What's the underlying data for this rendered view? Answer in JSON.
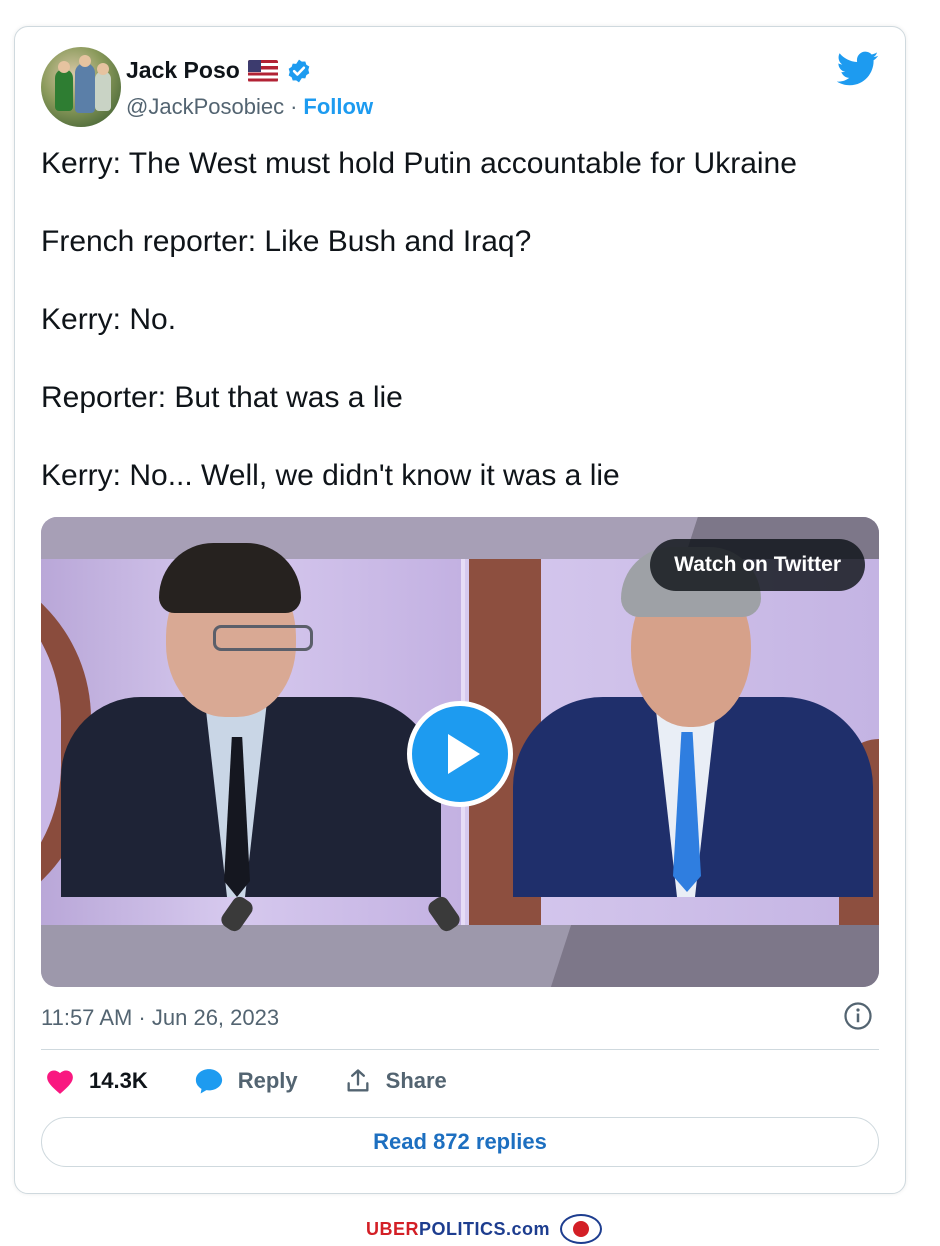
{
  "tweet": {
    "author_name": "Jack Poso",
    "flag_icon": "us-flag-icon",
    "verified_icon": "verified-badge-icon",
    "handle": "@JackPosobiec",
    "separator": "·",
    "follow_label": "Follow",
    "logo_icon": "twitter-bird-icon",
    "lines": [
      "Kerry: The West must hold Putin accountable for Ukraine",
      "French reporter: Like Bush and Iraq?",
      "Kerry: No.",
      "Reporter: But that was a lie",
      "Kerry: No... Well, we didn't know it was a lie"
    ],
    "media": {
      "watch_label": "Watch on Twitter",
      "play_icon": "play-icon"
    },
    "timestamp": "11:57 AM · Jun 26, 2023",
    "info_icon": "info-icon",
    "actions": {
      "likes": "14.3K",
      "reply_label": "Reply",
      "share_label": "Share"
    },
    "read_replies_label": "Read 872 replies"
  },
  "footer": {
    "brand_part1": "UBER",
    "brand_part2": "POLITICS.com"
  },
  "colors": {
    "accent": "#1d9bf0",
    "like": "#f91880",
    "text": "#0f1419",
    "secondary": "#536471",
    "brand_red": "#d31f26",
    "brand_blue": "#1d3d8f"
  }
}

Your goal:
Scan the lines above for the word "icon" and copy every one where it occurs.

Written response:
    "flag_icon": "us-flag-icon",
    "verified_icon": "verified-badge-icon",
    "logo_icon": "twitter-bird-icon",
      "play_icon": "play-icon"
    "info_icon": "info-icon",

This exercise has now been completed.